Participants lay on the table with a contoured pillow supporting their natural cervical lordosis.
A custom-designed chair supported participants' upright posture while minimising body and head movement. Footrests permitted comfortable knee flexion and both seat cushion and back support were provided. Immediately prior to recording, a helmet frame fixed the participant's head in a neutral position.
Recordings of HR and BP in the three postures were made in an air-conditioned laboratory, with white noise minimising disturbing sounds. Participants were asked to abstain from food and caffeine-containing beverages for at least 4 hours prior to data collection, and from alcoholic beverages and exercise for at least 12 hours. Two experiments (prone versus supine and prone versus sitting) were conducted on different days. To help minimise diurnal variation, participants were encouraged to schedule each experiment for the same time of day.

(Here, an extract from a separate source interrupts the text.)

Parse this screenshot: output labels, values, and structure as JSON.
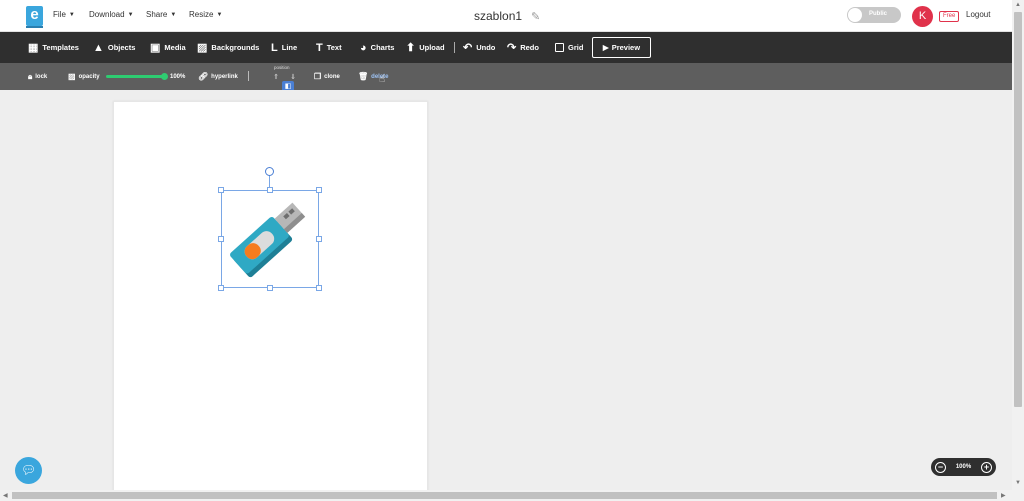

The vestibular system is responsible for balance , and is thought to influence autonomic and cardiovascular activities [22–24]. Therefore, to minimise vestibular organ activation, participants were instructed to avoid head motion during recording; they were also encouraged to stay awake. Adjustment of autonomic function to a particular posture is thought to occur within 5 minutes . Therefore, to stabilise autonomic outflow to cardiovascular organs before definitive recordings for each posture, participants were asked to make themselves more comfortable, and then remain still for 5 minutes. Additionally, through respiratory sinus arrhythmia, a participant's respiratory rhythm can influence HRV components . To standardise this impact, participants were asked (following the rest period) to synchronise their breathing to a metronome set at 0.25 Hz (15 times a minute) for 5 minutes.
Day 1: prone-supine
In the prone posture, HR and BP were measured continuously during both resting and breath-synchronised phases. Participants then moved to a supine posture, and recordings were repeated.
Day 2: prone-sitting
Identical to Day 1, except that prone posture was followed by sitting posture.
To confirm normal autonomic nervous function , at the end of Day 2, participants were asked to place a hand in a bucket of icy water (the cold pressor test), for as long as they could tolerate, but not longer than 1 minute. Blood pressure and HR were monitored during the test; although not required, had a significant sudden drop in BP and/or HR been observed, we would have terminated the procedure and excluded the participant from the study. Participants were also excluded if they did not respond to this test.
We recorded HR, mean arterial pressure, and systolic and diastolic BP, during rest and synchronised breathing periods in each posture. Mean values of each parameter were computed using Chart for Windows and analysed with the statistical software package SPSS (V 12.0.1 for Windows, SPSS Inc., U.S.A).
Electrocardiographic data recorded during synchronised breathing periods in each posture were analysed off-line (Chart V 5.1.1 with HRV extension for Windows V 1.0.1) for frequency spectrum characteristics, including LF and HF (absolute and normalised), and LF/HF. Paired samples t-tests were used to compare postures. When measurements for a variable deviated markedly from the normal distribution, the Wilcoxon signed-rank test was used (and reported as z scores). The statistical significance level for each comparison was set at p < 0.05.
Reproducibility of cardiovascular and autonomic parameters on different days was examined via the intraclass correlation coefficient (ICC). Values above 0.75 were considered to indicate good reliability, lower values poor to moderate . Paired samples t-tests were conducted to check for consistent differences in these parameters across recording days.
To evaluate cold pressor test response, minimum values of BP and HR were compared against mean values of BP and HR recorded during synchronised breathing periods in the sitting posture. A normal response to the cold pressor test was defined as a change in BP and/or HR to at least 2 standard deviations of reference values.